The Basics For Driving In Snow

- Use steady momentum to carry you through deep snow.
- Do not select a gear that is too low in snow as it will
  spin tires more easily.
- Follow the tire and vehicle manufacturer’s advice on tire
  pressure.
- When the wheels start to spin, ease off the throttle and
  allow the tires to slow down and regain traction.
- Select the highest gear possible for the conditions.

Hills 

How To Climb Hills

- Wherever possible, investigate the area on foot. Always
  know what’s on the other side of the hill.
- Engage Hill Descent Control (HDC) if available.
- Ascend a hill in the highest gear in which the vehicle will
  ‘pull’ comfortably. If the gear selected is too low, the
   wheels will spin. If too high, you will not have enough
   power to climb the hill.
- Always approach the hill from a straight-ahead position,
  rather than diagonally, to avoid a roll-over.
- Never attempt to turn the vehicle on a steep slope.
- Be prepared for a failed climb. It happens to the best
  drivers. Work out an escape route and know where all
  the obstacles are. 
 

How To Descend Hills

- Stop a vehicle length before the descent so that you
  have time to make any corrections.
- You can also get out of the vehicle and assess the
  land ahead.
- Engage HDC, if available.
- As a rule of thumb, use 1st gear low range or ‘1’ on
  the automatic gearbox and use brakes sparingly.
- Follow the natural fall line; the route water would
  take down the slope.
- Never roll or reverse downhill with the transmission in
  neutral or the clutch  depressed.
- Never turn the vehicle on a steep slope. This could
  lead to sideways sliding.
- If you do need to stop on the way down ask yourself
  one question: is it safe?

Crossing Water


Range Rover fording river in off-road trail’s deep water crossing

Off-Road Driving Though Water

Tips For Crossing Water

- Whenever possible, cross water at a ford.
- As long as it is safe to do so, walk the stream before
  you try it in a vehicle.
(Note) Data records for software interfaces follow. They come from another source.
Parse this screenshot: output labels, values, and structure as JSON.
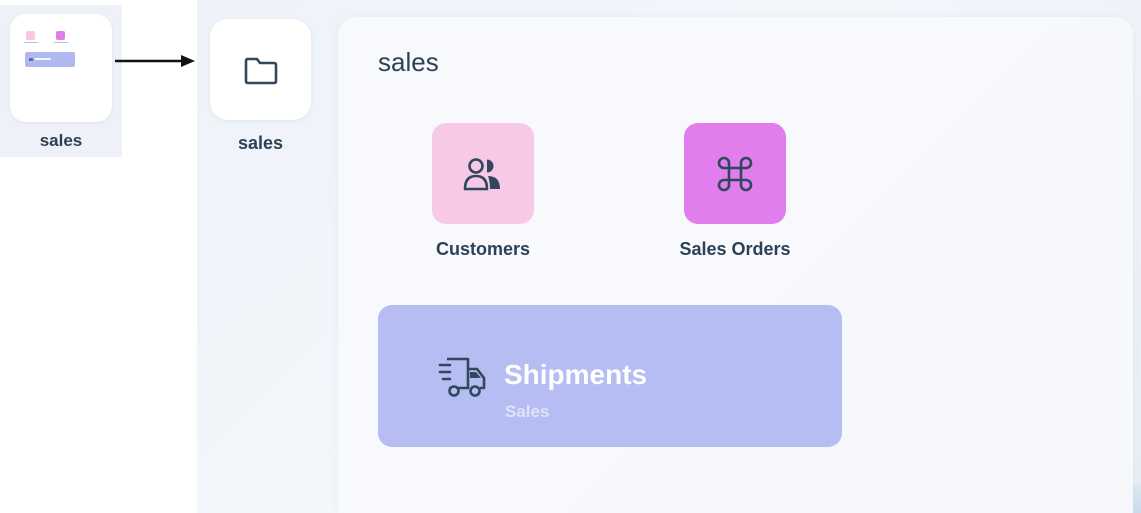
{
  "mini_widget": {
    "label": "sales"
  },
  "folder": {
    "label": "sales",
    "icon": "folder-icon"
  },
  "panel": {
    "title": "sales",
    "apps": [
      {
        "label": "Customers",
        "icon": "users-icon",
        "color": "#f7c9e7"
      },
      {
        "label": "Sales Orders",
        "icon": "command-icon",
        "color": "#e27ded"
      }
    ],
    "widget": {
      "title": "Shipments",
      "subtitle": "Sales",
      "icon": "truck-icon",
      "color": "#b5bdf2"
    }
  }
}
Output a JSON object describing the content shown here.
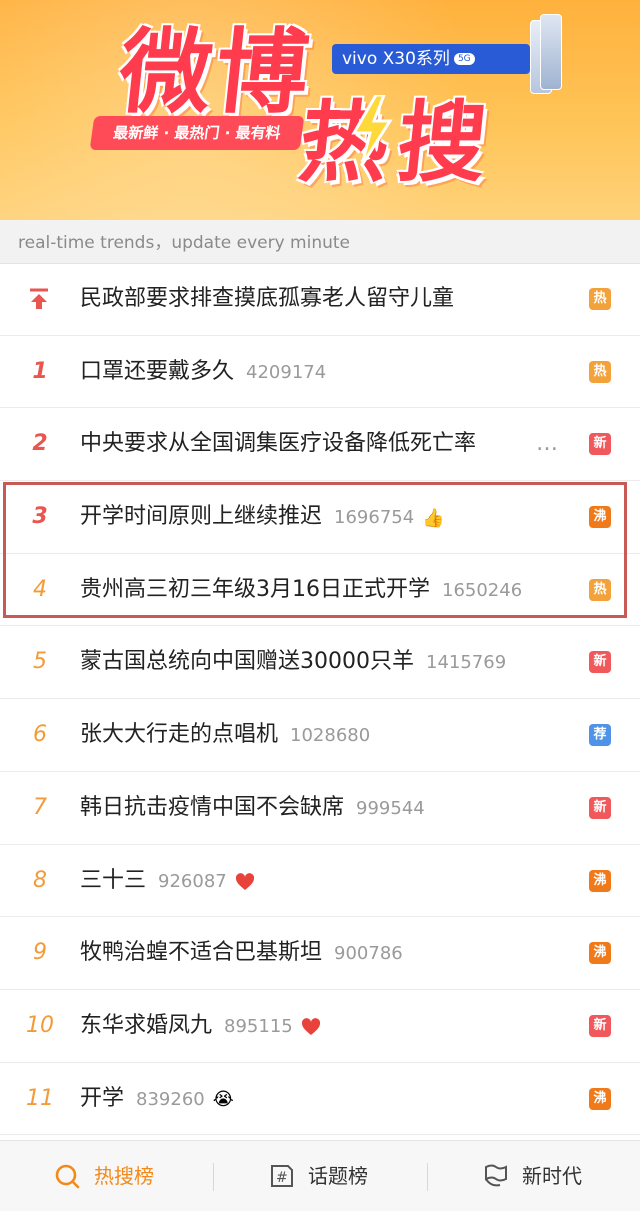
{
  "banner": {
    "title_top": "微博",
    "title_bottom": "热搜",
    "slogan": "最新鲜 · 最热门 · 最有料",
    "ad_label": "vivo X30系列",
    "ad_badge": "5G"
  },
  "subtitle": "real-time trends，update every minute",
  "colors": {
    "hot": "#f2a13b",
    "new": "#f0585c",
    "boil": "#f07a1a",
    "recommend": "#4e93e8",
    "accent": "#f28a1b"
  },
  "items": [
    {
      "rank": "",
      "pinned": true,
      "title": "民政部要求排查摸底孤寡老人留守儿童",
      "count": "",
      "tag": "热",
      "tag_type": "hot"
    },
    {
      "rank": "1",
      "title": "口罩还要戴多久",
      "count": "4209174",
      "tag": "热",
      "tag_type": "hot"
    },
    {
      "rank": "2",
      "title": "中央要求从全国调集医疗设备降低死亡率",
      "count": "",
      "more": "…",
      "tag": "新",
      "tag_type": "new"
    },
    {
      "rank": "3",
      "title": "开学时间原则上继续推迟",
      "count": "1696754",
      "emoji": "👍",
      "tag": "沸",
      "tag_type": "boil"
    },
    {
      "rank": "4",
      "title": "贵州高三初三年级3月16日正式开学",
      "count": "1650246",
      "tag": "热",
      "tag_type": "hot"
    },
    {
      "rank": "5",
      "title": "蒙古国总统向中国赠送30000只羊",
      "count": "1415769",
      "tag": "新",
      "tag_type": "new"
    },
    {
      "rank": "6",
      "title": "张大大行走的点唱机",
      "count": "1028680",
      "tag": "荐",
      "tag_type": "recommend"
    },
    {
      "rank": "7",
      "title": "韩日抗击疫情中国不会缺席",
      "count": "999544",
      "tag": "新",
      "tag_type": "new"
    },
    {
      "rank": "8",
      "title": "三十三",
      "count": "926087",
      "heart": true,
      "tag": "沸",
      "tag_type": "boil"
    },
    {
      "rank": "9",
      "title": "牧鸭治蝗不适合巴基斯坦",
      "count": "900786",
      "tag": "沸",
      "tag_type": "boil"
    },
    {
      "rank": "10",
      "title": "东华求婚凤九",
      "count": "895115",
      "heart": true,
      "tag": "新",
      "tag_type": "new"
    },
    {
      "rank": "11",
      "title": "开学",
      "count": "839260",
      "emoji": "😭",
      "tag": "沸",
      "tag_type": "boil"
    }
  ],
  "tabs": [
    {
      "label": "热搜榜",
      "icon": "search-icon",
      "active": true
    },
    {
      "label": "话题榜",
      "icon": "hashtag-icon",
      "active": false
    },
    {
      "label": "新时代",
      "icon": "flag-icon",
      "active": false
    }
  ]
}
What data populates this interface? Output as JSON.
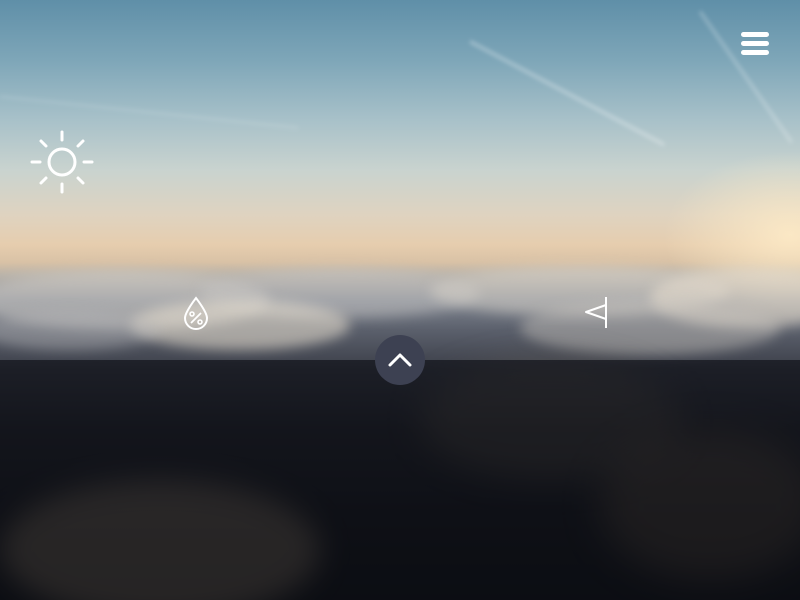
{
  "icons": {
    "menu": "hamburger-menu-icon",
    "weather": "sun-icon",
    "humidity": "water-drop-percent-icon",
    "wind": "wind-flag-icon",
    "expand": "chevron-up-icon"
  },
  "colors": {
    "icon": "#ffffff",
    "panel_overlay": "rgba(10,12,18,0.62)",
    "expand_button": "#3d4152"
  }
}
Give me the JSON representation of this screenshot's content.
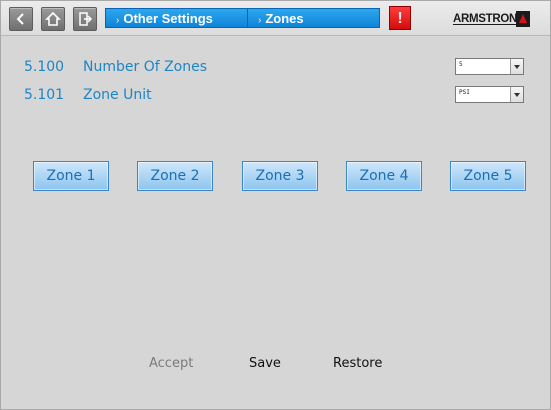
{
  "breadcrumbs": [
    "Other Settings",
    "Zones"
  ],
  "alarm_label": "!",
  "logo_text": "ARMSTRONG",
  "parameters": [
    {
      "id": "5.100",
      "name": "Number Of Zones",
      "value": "5"
    },
    {
      "id": "5.101",
      "name": "Zone Unit",
      "value": "PSI"
    }
  ],
  "zones": [
    "Zone 1",
    "Zone 2",
    "Zone 3",
    "Zone 4",
    "Zone 5"
  ],
  "actions": {
    "accept": "Accept",
    "save": "Save",
    "restore": "Restore"
  },
  "colors": {
    "accent": "#1b86c6",
    "breadcrumb_bg": "#1a93e3",
    "alarm": "#e01b1b",
    "background": "#d6d6d6",
    "disabled_text": "#7a7a7a"
  }
}
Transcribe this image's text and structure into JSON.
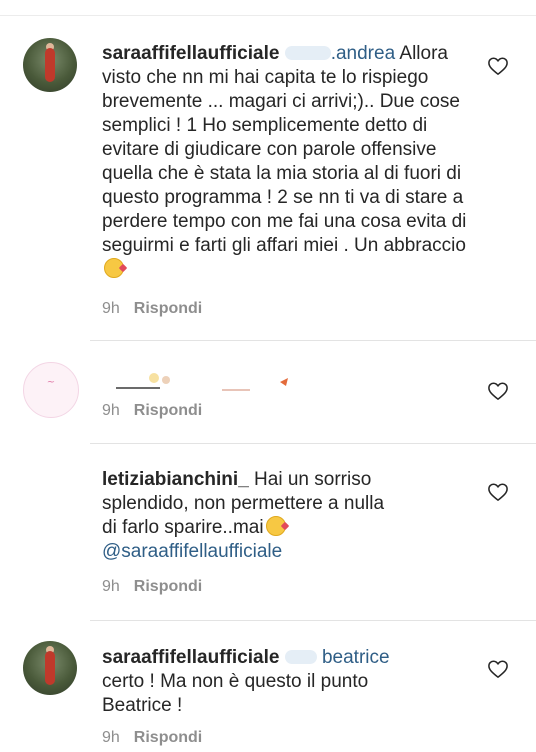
{
  "comments": [
    {
      "username": "saraaffifellaufficiale",
      "mention": ".andrea",
      "text": "Allora visto che nn mi hai capita te lo rispiego brevemente ... magari ci arrivi;).. Due cose semplici ! 1 Ho semplicemente detto di evitare di giudicare con parole offensive quella che è stata la mia storia al di fuori di questo programma ! 2 se nn ti va di stare a perdere tempo con me fai una cosa evita di seguirmi e farti gli affari miei . Un abbraccio",
      "time": "9h",
      "reply_label": "Rispondi",
      "emoji": "kissing-heart-emoji"
    },
    {
      "username": "",
      "text": "",
      "time": "9h",
      "reply_label": "Rispondi"
    },
    {
      "username": "letiziabianchini_",
      "text": "Hai un sorriso splendido, non permettere a nulla di farlo sparire..mai",
      "mention_after": "@saraaffifellaufficiale",
      "time": "9h",
      "reply_label": "Rispondi",
      "emoji": "kissing-heart-emoji"
    },
    {
      "username": "saraaffifellaufficiale",
      "mention": "beatrice",
      "text": "certo ! Ma non è questo il punto Beatrice !",
      "time": "9h",
      "reply_label": "Rispondi"
    }
  ],
  "icons": {
    "like": "heart-outline-icon"
  },
  "colors": {
    "text": "#262626",
    "meta": "#8e8e8e",
    "mention": "#2f5e86",
    "divider": "#e3e3e3"
  }
}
Use a stick to gauge depth and
  pinpoint underwater hollows.
- Do not cross deep fast-flowing streams.
- In deep waves create a small bow wave about one
  meter in front of the bumper.
- Do not slip the clutch as this reduces control of the
  vehicle.· Ease off the accelerator as you approach the
  other side of the water.
- If there’s a steep slope, take a look at our guide on
  driving up and down slopes (see Hills).

How To Create The Perfect Bow Wave

- Accelerate as you enter the water until a bow wave
  has formed.
- Try to keep it about one meter in front of the bumper
  to keep water away from the fan electronics.
- Maintain a speed that keeps the bow wave flowing in
  front of the bumper.
- Remember, the aim is to create a gentle wave, not a
  surfing wave!

Jaguar Land Rover Limited: Registered Office: Abbey Road, Whitley, Coventry CV3 4LF Registered in England No: 1672070